Similarly, as a business evolves, there are often changes to the product lines being stored on the racking. Load characteristics such as weight, weight dispersion, pallet dimensions, stacking pattern, etc. of these new products need to be considered to determine if your existing design is adequate.
Over time, components can become damaged, corroded, misaligned, loosened, dislodged, or even missing altogether. Any of these things, and even the overall age of the system, can reduce the capacity of the system.
Common questions about pallet racking inspection requirements
Section 8 of CSA A344-17 identifies the suggested frequency and scope of a proper inspection program. A summary of their recommendations is as follows:
- Owner to perform monthly inspection
- Expert inspections annually
- Compare current system to most recent engineered layout and elevation drawings
- Identify damages
- Identify missing components
- Identify improperly installed or misaligned components
- Identify unsafe or improper operating and housekeeping practices
View the Federal and Provincial Regulations and building codes on our Pallet Rack Regulations page.
What to expect from a cam industrial pallet rack inspection
The extent of work required at your facility will depend on your existing documentation, racking configuration, rack condition, product mix, and your comfort level of risk tolerance to ensure the system is safe.
The first step is to determine what information and documentation you already have, the size of the project, and your needs.

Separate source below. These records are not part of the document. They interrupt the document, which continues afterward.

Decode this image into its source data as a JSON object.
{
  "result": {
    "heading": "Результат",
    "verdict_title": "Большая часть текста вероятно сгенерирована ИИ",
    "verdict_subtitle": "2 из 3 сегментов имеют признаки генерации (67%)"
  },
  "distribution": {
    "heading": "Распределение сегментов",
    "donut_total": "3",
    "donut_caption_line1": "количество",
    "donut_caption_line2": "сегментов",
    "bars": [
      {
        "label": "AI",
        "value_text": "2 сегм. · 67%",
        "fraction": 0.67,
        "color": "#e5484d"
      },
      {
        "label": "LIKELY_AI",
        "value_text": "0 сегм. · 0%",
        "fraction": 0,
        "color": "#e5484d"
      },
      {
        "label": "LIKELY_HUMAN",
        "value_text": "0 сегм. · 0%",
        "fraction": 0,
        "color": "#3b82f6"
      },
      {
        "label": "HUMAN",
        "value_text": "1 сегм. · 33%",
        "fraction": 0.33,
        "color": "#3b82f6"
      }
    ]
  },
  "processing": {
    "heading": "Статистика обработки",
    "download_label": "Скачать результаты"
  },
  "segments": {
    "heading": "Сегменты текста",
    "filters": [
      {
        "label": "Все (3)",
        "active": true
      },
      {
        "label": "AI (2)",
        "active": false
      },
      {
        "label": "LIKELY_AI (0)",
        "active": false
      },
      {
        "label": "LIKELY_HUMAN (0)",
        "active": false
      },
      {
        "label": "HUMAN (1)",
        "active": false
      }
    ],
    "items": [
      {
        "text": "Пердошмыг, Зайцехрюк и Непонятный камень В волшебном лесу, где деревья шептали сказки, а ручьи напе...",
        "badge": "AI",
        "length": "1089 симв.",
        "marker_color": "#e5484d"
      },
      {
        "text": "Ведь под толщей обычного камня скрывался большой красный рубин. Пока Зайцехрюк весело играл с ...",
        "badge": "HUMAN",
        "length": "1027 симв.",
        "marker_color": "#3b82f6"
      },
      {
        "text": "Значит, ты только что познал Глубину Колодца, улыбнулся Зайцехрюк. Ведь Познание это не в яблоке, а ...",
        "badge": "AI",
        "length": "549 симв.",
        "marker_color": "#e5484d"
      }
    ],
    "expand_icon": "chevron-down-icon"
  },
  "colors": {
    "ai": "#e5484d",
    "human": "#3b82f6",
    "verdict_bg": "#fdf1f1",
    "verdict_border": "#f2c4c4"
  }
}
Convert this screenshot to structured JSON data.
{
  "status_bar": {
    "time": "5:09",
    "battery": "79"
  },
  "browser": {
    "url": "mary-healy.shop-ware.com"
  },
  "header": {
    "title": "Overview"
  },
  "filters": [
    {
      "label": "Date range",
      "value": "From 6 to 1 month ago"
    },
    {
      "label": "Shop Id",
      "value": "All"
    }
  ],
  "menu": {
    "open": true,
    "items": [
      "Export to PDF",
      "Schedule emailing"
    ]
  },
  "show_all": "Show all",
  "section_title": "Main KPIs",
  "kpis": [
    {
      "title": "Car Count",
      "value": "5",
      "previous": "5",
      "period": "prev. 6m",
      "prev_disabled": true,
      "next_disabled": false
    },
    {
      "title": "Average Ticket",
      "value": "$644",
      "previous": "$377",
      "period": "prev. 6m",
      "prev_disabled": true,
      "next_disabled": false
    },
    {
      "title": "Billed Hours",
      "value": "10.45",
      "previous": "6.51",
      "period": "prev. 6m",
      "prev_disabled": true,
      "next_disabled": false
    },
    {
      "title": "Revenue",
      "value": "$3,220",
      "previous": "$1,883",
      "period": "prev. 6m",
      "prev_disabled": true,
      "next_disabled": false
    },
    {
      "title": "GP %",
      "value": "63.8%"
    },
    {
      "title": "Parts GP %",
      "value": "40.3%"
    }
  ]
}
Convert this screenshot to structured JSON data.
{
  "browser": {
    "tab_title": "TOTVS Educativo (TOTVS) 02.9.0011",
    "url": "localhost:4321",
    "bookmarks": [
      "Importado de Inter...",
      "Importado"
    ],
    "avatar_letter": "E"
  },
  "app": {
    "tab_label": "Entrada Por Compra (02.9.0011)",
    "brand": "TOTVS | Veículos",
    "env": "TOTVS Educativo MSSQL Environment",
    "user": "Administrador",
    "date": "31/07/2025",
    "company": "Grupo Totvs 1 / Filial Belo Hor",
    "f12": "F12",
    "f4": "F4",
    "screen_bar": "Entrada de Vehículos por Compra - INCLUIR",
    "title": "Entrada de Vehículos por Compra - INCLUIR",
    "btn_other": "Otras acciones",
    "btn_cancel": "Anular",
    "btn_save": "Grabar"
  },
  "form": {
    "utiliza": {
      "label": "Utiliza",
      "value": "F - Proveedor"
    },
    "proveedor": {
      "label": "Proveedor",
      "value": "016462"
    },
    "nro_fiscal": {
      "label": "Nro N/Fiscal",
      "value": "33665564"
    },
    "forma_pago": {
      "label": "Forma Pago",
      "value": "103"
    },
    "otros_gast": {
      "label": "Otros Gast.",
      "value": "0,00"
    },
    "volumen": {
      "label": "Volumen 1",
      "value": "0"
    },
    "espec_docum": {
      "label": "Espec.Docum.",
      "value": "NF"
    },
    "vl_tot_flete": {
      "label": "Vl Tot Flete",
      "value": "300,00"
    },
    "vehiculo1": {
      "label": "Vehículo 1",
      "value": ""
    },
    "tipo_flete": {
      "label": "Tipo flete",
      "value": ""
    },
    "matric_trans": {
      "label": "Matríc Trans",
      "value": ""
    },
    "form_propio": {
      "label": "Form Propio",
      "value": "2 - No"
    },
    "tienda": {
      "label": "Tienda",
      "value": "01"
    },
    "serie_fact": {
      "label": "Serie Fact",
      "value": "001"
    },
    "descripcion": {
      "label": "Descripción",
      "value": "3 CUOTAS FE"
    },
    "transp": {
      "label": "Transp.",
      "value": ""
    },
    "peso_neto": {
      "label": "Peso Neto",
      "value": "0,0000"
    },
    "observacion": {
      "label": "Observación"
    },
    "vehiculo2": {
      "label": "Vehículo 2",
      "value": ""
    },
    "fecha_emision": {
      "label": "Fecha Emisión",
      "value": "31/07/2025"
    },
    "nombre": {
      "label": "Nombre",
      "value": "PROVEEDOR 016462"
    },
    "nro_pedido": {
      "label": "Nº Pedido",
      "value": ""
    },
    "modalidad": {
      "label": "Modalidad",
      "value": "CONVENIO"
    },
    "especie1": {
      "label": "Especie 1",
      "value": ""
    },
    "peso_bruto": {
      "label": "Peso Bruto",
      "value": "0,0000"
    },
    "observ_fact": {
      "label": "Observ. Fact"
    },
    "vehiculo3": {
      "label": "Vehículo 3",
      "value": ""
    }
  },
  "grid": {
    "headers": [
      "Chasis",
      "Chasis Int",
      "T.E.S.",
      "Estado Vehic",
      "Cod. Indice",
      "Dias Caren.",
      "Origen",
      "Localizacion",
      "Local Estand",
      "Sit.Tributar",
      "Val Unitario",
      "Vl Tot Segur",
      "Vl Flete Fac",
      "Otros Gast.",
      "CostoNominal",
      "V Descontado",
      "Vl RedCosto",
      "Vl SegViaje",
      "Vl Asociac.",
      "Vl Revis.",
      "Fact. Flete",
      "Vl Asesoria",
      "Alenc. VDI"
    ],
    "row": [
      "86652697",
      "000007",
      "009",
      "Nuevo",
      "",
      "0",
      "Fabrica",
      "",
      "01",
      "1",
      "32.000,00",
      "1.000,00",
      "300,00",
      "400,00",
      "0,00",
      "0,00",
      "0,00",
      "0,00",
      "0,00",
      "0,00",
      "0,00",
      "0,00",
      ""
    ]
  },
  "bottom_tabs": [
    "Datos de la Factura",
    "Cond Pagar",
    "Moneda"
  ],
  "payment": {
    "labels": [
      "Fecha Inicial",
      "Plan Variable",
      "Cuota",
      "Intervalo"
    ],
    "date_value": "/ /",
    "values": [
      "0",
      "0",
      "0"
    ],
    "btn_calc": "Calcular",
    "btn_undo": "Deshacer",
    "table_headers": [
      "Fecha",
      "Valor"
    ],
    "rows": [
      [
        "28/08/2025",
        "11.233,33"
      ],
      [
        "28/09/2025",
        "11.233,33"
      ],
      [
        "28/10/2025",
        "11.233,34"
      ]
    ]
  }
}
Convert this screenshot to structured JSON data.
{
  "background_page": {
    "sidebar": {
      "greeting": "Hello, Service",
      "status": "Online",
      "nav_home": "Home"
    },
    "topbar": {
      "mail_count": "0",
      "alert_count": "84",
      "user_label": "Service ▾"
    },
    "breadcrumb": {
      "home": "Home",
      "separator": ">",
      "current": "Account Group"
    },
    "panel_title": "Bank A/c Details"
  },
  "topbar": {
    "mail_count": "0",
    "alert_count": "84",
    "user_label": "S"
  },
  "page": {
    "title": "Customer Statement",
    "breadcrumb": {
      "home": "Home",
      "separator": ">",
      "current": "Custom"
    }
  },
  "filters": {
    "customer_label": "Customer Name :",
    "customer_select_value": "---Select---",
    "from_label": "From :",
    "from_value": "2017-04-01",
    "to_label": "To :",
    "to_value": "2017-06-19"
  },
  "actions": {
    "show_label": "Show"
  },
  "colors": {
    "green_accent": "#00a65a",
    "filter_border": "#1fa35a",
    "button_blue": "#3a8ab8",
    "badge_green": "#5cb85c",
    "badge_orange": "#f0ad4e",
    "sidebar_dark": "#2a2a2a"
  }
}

From there, we will provide a proposal to do the work.
A thorough inspection will be carried out to confirm the details of your system and identify deficiencies.
Drawings will be updated or created, and system capacities will be calculated based on the field inspection data.
A detailed report will be provided from our engineering group that includes: drawings, capacities, engineering notes, deficiency list with images, material take off for repairs and replacement components, and a quotation to supply and install the replacement components.
If you proceed with the recommended repairs, we will supply and install all components.
If repairs have been performed by a cam|industrial expert, the workmanship of your setup will be reviewed by our engineering group.
Your report will be updated to identify the repairs that have been completed and will then be stamped by our engineer group.
In between yearly expert inspections, owners should perform regular inspections on a monthly basis as well.
Rack System Failures | Common Causes
- Collisions from material handling equipment.
- Compound or aggregated damages affecting the structural integrity of the racking system.
- Overloading the system capacity.
- Inadequate engineering, design, or installation of the system.
- Insufficient load-bearing capabilities of the concrete slab.
Looking for more information?
Read our other Articles:
- Safety Committee Guidelines for Pallet Racking Safety Inspections
- Design & Maintenance for Pallet Rack Safety